Dataset extract
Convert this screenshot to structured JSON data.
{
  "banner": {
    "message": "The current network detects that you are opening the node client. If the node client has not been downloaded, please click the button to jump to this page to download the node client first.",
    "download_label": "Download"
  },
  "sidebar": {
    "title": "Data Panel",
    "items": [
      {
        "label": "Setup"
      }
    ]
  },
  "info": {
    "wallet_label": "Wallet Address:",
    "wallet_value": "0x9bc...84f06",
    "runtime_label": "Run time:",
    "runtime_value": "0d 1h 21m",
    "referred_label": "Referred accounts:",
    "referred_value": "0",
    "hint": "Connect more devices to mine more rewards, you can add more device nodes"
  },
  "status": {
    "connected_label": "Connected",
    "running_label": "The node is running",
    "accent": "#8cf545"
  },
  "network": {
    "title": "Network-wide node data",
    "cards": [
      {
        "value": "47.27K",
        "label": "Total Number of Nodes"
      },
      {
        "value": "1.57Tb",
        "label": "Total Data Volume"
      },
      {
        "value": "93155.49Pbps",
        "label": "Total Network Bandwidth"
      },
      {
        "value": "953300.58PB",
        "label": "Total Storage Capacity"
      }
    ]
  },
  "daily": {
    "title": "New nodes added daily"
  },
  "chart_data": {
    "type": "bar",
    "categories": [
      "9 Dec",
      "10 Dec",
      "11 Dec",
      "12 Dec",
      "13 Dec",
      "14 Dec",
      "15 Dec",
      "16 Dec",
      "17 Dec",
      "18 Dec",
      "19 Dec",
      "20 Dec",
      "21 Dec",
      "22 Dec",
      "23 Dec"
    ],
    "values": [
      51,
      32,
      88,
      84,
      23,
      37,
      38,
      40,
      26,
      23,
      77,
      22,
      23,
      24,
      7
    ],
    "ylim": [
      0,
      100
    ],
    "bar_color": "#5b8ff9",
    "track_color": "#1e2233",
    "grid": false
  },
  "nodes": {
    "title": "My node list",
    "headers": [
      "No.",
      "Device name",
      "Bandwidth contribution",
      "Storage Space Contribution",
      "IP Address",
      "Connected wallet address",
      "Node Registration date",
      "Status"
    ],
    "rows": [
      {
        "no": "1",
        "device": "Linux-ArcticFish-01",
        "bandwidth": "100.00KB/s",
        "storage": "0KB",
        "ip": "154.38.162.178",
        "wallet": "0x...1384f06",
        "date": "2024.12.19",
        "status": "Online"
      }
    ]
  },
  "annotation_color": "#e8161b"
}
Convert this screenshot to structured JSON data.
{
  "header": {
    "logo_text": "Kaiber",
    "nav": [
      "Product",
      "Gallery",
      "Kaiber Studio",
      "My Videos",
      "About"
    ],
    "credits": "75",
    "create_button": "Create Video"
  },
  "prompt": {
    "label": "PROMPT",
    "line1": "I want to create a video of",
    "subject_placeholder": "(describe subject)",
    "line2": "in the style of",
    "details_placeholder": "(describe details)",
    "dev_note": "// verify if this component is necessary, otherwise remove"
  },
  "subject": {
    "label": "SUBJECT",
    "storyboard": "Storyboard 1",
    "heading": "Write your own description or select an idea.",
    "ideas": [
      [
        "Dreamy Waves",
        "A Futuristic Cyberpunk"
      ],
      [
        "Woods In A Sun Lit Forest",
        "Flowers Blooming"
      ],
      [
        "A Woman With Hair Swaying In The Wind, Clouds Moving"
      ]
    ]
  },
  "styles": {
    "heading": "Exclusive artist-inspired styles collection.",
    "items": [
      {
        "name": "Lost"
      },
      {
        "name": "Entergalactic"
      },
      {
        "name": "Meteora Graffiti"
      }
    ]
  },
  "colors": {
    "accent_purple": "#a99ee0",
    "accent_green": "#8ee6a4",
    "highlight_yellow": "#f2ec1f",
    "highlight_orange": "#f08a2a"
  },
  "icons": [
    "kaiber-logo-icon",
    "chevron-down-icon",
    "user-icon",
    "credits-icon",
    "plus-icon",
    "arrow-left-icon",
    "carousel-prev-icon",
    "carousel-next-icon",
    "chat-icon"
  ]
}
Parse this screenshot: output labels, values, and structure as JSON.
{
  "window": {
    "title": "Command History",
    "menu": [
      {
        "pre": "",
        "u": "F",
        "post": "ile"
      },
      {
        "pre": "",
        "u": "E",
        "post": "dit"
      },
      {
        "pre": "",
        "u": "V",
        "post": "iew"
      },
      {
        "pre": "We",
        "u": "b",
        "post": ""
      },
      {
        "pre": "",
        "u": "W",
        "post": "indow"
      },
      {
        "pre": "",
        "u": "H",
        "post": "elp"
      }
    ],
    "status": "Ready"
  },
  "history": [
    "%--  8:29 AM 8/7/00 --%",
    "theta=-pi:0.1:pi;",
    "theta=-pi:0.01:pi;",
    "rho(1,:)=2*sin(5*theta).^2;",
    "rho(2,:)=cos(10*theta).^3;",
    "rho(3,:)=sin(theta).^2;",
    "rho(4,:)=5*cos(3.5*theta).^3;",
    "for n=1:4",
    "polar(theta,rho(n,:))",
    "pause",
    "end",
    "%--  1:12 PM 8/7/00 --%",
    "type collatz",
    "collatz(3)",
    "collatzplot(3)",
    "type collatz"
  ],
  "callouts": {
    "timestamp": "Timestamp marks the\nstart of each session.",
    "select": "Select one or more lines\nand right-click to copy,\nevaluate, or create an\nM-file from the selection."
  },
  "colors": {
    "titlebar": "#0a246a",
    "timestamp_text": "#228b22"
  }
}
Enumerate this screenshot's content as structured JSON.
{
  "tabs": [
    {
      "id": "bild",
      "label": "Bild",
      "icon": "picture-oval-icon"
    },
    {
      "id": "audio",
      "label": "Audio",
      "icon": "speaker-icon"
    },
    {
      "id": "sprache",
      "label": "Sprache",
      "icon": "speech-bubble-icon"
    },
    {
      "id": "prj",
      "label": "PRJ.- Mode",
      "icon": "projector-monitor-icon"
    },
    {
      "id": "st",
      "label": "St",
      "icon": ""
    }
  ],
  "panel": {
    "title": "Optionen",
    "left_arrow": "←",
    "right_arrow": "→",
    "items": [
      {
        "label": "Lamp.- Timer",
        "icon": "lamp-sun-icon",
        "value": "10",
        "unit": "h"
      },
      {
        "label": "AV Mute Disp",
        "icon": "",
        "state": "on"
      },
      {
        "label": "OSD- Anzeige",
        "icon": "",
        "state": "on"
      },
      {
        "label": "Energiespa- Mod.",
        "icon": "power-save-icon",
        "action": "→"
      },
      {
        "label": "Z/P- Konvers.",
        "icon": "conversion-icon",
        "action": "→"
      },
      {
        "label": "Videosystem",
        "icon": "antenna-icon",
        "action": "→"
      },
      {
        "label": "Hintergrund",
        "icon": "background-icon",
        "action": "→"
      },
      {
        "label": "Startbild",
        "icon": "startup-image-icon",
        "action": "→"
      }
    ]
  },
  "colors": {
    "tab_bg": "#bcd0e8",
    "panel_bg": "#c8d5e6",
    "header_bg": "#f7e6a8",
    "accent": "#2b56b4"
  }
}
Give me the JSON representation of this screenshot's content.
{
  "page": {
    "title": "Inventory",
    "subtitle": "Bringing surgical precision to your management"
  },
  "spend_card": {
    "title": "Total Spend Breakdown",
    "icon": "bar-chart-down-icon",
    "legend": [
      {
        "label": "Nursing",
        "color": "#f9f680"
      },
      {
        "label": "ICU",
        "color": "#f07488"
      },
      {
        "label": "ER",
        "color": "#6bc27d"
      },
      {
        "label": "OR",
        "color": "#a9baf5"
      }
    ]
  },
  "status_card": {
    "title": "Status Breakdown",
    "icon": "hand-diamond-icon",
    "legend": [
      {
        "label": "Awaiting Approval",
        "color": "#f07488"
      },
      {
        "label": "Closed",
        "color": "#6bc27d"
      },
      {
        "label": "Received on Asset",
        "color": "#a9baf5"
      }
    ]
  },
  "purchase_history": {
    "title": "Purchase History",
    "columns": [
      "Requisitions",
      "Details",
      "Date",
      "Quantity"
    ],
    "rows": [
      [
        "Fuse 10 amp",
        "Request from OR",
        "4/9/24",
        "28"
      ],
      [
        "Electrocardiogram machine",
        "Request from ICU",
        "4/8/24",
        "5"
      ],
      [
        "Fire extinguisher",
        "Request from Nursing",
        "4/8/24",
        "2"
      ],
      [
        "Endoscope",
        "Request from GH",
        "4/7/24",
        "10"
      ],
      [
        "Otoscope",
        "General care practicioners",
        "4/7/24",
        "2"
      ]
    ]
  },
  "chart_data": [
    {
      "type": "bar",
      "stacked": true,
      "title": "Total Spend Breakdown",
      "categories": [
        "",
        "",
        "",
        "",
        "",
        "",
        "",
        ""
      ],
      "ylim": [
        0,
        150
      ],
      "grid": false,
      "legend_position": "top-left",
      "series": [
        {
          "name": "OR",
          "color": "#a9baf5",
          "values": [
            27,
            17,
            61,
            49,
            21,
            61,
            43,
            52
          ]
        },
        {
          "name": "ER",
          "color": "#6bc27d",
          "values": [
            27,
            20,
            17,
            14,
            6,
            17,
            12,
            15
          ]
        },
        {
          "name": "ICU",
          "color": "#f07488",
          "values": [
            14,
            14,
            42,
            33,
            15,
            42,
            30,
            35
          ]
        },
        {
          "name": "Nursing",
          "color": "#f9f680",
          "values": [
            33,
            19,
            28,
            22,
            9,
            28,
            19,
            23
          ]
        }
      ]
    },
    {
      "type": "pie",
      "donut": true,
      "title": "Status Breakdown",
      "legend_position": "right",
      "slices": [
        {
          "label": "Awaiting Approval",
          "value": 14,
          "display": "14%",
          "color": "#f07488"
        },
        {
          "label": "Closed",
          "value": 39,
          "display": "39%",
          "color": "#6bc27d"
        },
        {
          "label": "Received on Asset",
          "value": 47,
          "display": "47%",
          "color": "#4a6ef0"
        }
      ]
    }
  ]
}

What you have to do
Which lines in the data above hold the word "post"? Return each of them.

Answer to this problem
        "post": "ile"
        "post": "dit"
        "post": "iew"
        "post": ""
        "post": "indow"
        "post": "elp"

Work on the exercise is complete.